Approaching the task of choosing a wedding photographer can seem overwhelming. There are SO MANY options! Dark and moody or light and bright? Do I need a team or will one shooter suffice? Does it matter if the photographer shoots digital or film?
Let me help you! We'll wade through the sea of options (like the graceful goddess you are) with three steps that gradually narrow your list.
1. Make an initial list of photographers you like and view several of their REAL WEDDING galleries.
If you can't find galleries on their website, contact them and they'll probably be able to send you some gallery links to view.
Viewing real wedding galleries, especially galleries of weddings similar to what you're planning will give you a realistic idea of what your own photos will look like.
During this process consider how their style FITS with your own wedding them, because these two things should work together, not against one another.
It's also important to not rely solely on social media to form an opinion about each photographer, because our Instagram feeds and other social media is curated to fit a certain theme and color palette. When you view real wedding galleries, you will be able to see how their quality and tone carries across different weddings, venues and colors. Is their style clean and classic? Dark and moody? Adventurous? Bright and colorful? Playful? True to life? Dramatic? Artistic? Balanced and orderly? Funky? What draws you to this photographer?
Keep on your list only the photographers whose work you love and whose style FITS with your plans. (This is your opinion so don't overthink it!)
2. Create your wedding budget. Then let potential photographers know exactly how much money you have to work with so they can give you specifics on what they can offer in that range.
The average percentage brides spend on photography is 12% according to Wedding Wire. But you can move that up or down quite a bit depending on what kind of wedding you are planning and what you value most. (I had a small, shorter wedding and spent 20% on photography).
Every photographer has a unique way of pricing and may offer different things. By asking them to tell you exactly what they can offer in your price range, you will immediately be able to compare your candidates in a specific way.
As you consider your options, pay attention to the following questions:
How many hours of coverage? How many images will I get? How many photographers? What is the turnaround time? What are the deliverables - online gallery, USB, albums, etc? Is there a complimentary engagement or bridal shoot?
• 2nd and 3rd shooters are nice but not always necessary. Additional shooters are most helpful if getting lots of candid shots are important to you OR if you definitely know there will be two events happening at the same time you'd like photographed.
• Practically speaking, it doesn't matter if the photographer shoots film or digital or a hybrid of the two - the experience on your end will be the same.
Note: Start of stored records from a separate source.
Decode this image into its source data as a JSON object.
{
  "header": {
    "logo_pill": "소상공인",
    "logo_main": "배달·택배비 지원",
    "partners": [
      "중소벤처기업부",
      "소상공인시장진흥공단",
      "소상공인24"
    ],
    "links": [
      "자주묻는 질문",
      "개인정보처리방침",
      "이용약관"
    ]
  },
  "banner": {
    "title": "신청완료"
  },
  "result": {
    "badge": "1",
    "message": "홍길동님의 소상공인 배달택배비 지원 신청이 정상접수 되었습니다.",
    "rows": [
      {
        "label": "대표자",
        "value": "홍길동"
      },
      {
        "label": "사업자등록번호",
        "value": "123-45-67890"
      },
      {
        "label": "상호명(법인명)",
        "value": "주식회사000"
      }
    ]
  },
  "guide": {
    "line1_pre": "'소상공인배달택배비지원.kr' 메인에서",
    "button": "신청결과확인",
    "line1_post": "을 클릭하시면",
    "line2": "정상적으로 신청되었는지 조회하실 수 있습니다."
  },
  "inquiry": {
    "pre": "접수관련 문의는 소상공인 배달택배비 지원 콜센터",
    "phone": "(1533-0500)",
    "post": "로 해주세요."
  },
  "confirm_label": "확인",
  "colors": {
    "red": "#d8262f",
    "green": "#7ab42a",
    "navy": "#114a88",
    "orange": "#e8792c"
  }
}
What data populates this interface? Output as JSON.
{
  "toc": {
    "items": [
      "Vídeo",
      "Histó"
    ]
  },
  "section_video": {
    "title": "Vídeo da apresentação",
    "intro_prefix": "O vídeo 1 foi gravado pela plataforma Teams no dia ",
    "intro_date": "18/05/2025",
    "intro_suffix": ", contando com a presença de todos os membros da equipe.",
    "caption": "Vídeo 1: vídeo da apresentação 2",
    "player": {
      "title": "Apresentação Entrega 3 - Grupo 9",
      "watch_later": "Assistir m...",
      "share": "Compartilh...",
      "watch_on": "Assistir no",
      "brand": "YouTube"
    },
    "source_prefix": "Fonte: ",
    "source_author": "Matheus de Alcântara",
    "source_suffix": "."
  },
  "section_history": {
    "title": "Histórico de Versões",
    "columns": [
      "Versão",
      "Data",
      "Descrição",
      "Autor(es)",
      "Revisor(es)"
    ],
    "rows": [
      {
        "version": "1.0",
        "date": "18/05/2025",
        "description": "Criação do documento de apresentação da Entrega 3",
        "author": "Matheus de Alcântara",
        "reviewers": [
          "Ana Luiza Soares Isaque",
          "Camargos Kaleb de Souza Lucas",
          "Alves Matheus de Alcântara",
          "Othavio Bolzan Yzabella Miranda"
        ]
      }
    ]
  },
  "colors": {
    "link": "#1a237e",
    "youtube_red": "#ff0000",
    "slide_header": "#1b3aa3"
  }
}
Digital photos can be edited to match the exact look of film if you like that look (which just goes back to Step 1 - Style). In both cases digital files may be available depending on your photographer's deliverables. One minor difference is that the turnaround time for film may be slightly longer.
• If you have a very small budget, I'd recommend hiring a better photographer for a smaller amount of time (maybe 3 or 4 hours instead of 6 or 7 with a lesser photographer). Then communicate really clearly about your priorities for the time he/she will be there.
3. Meet with your top 2 or 3 choices in person.
Use this time to ask the photographer all your questions, tell them about your wedding details, and view his/her prints IN PERSON.
Before your meeting, ask the photographer to please bring sample albums or prints. In my opinion, viewing some of the photographer's printed work in person will tell you everything you need to know about the overall quality of his/her work regardless of their prices or any other factor.
This is important whether you're hiring a low-cost newbie or a luxury photographer.
This is a subject I could go into a lot of detail on, but suffice it to say, the only way to be sure your pictures will print well is to see them in person. That's because images that look good on screen and images that look good printed are not the same thing! Special steps must be taken on the part of the photographer to ensure their screen is calibrated as they're editing. This is NOT a minor issue. It can mean the difference between being overjoyed or being devastated when you see your pictures. When you view the photographer's work in person, consider the overall tones and colors you see, the quality of the products, and the sharpness of the photos. If it looks good to you, then that's what matters most.
That's it! I hope you learned something helpful in this post that will make your planning more enjoyable, and give you more confidence in making a decision.
At the end of the day, choosing a photographer is a highly subjective, personal thing. The most important thing is that YOU like them and that YOU like their images and their products. It doesn't need to be more complicated than that!
Comment below with YOUR three wedding words and/or what you're looking for in a photographer.